The county has been a blue county for years, and that probably won’t change anytime soon.

Beyond that, our small piece of the Mississippi electoral pie also doesn’t seem worthy of much note, the national political pundits say.

The nation’s focus — and the candidate’s attention and money — will pretty much only concentrate on the so-called swing states where high numbers of Electoral College votes are still up for grabs and the state’s voters have a high potential of being swayed one way or the other.

With each passing day each of the two men running for president seems a little less than ideal.

As much as the candidates try to relate to everyday Americans, neither man lives in a world even remotely close to the one average Americans call home.

Both President Obama and Republican challenger Mitt Romney are wealthy beyond what most Americans can fathom.

Imagine for a second what their lives would be like if they actually were just dropped into the Natchez area.

How would they fit in?

Would Obama be comfortable facing local doctors struggling with additional complications after Obama forced healthcare reform down the nation’s collective throat?

Could Romney relate to someone in line at the Malt Shop who has been unemployed for months and months?

It’s likely that both men would feel as much like a fish out of water as a rural Adams County farmer would at a White House state dinner.

But aside from a handful of third-party candidates who don’t have a remote chance of winning, one of these guys is going to be our nation’s leader.

What does Natchez-Adams County need from a president?

Lots of opinions certainly exist, but some things are pretty basic.

For our area to excel, we need less federal government regulation and uncertainty.

We need a national plan for energy independence. This may be the most important move to create jobs and get our economy kick-started again.

We need a leader who not only can put aside his personal political agenda to get some cooperation in Washington but also will actually do so. In recent years, the extreme partisan hatred has simply crippled our nation. It seems to be getting worse.

Finally, we need a president who can relate best to regular folks.

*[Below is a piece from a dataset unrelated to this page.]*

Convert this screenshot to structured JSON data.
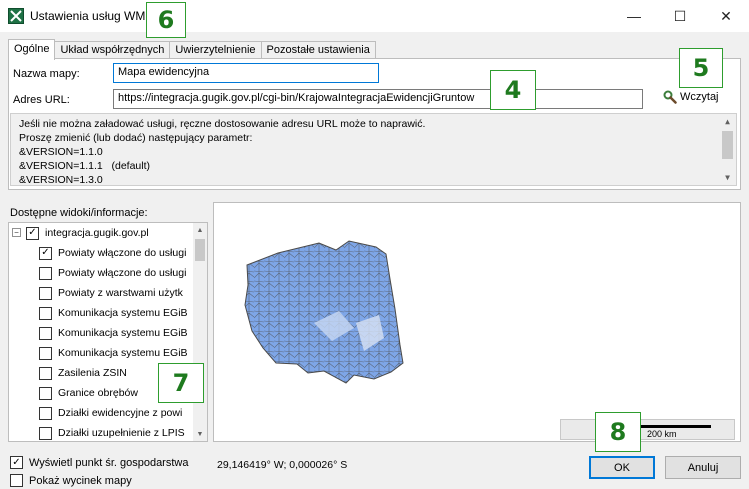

Neither option appears to make high marks on that test — instead both men are the latest in a long line of national government leaders who have more in common with kings than the American citizens they supposedly represent.


Kevin Cooper is publisher of The Natchez Democrat. He can be reached at 601-445-3539 or